Whenever you buy something, you automatically enter into a kind of contract with the trader, even if the deal has just been done verbally. The Sale of Goods Act 1979 legislates a strict set of rules which retailers and other merchants must adhere to. Under the act all goods must be 'as described', 'fit for purpose', and of 'satisfactory quality'.
If you buy something, it must be of equal quality to any sample you were previously shown, as well as matching it's written description. Any goods you buy must be fit for their everyday purpose, as well as any specific purpose you agreed with the merchant. For example you may have been sold something on the advice that it's compatible with your computer, only to find out that it isn't when you actually come to install it.
Who's To Blame?
If you're in receipt of something which you believe violates any of the above criteria, then the trader is in breach of the Sale of Goods Act, and you can make a claim. You should note that your rights under the act are with the merchant, and not the actual manufacturer, and therefore you need to try and redress the issue with the person or store which you bought it from.

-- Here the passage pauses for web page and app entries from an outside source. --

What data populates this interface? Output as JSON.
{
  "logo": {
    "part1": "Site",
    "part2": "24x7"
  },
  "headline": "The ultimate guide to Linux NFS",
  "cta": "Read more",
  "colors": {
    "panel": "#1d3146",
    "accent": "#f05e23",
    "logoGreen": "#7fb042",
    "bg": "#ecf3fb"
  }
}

Return, Replace or Repair?
With the Sale of Goods Act, there is no time-frame stipulation for when an item has to be returned by. Instead you have to rely on your own intuition as to what might be deemed reasonable. Obviously this will vary depending on the product and the fault; you may receive an item that is damaged or doesn't work, or it may be an electrical item you've bought which breaks down after a couple of months.
If you want to reject an item and send it back for a refund, three to four weeks is generally accepted as a reasonable amount of time for most items. This is further backed up by the introduction of the Consumer Rights Act in October 2015, which stipulates a rejection period of 30 days.
If you have passed the rejection date, you have the right to get the item repaired or replaced. The retailer has the final say on what course of action will be taken; needless to say, they'll do whatever is cheapest.
If the merchant can't repair or replace the item either within a reasonable time, or without significant inconvenience, you're entitled to claim a partial refund on the purchase price, or a full refund, minus an agreed amount to cover the usage you had from the goods before failure.
If the retailer outright refuses to repair or replace the goods, you're entitled to have a third party fix the item at the cost of the merchant, but you'll have to claim the money back.
After Six Months
Within the first 6 months of the purchase, it's up to the merchant to prove that the goods weren't faulty at the time of sale. However, after 6 months the onus switches to you. If you have a dispute which can't be settled in a civil manner, you may need to take the case to court, and under the Sale of Goods act, you have up to six years to do this (five years if you live in Scotland).
If you take the case to court you will most certainly need to provide enough evidence to convince a Judge, but proving that the fault is due to poor quality and not misuse isn't as difficult as it first sounds. Depending on the nature and value of the goods it may be necessary to enlist the help of an expert, such as an electrician or mechanic. Failing that you may need to just collate enough evidence from other customers, which indicates that there is a problem with that particular product line. Searching Google and looking through the various forums it throws up can reap huge rewards when looking for such evidence.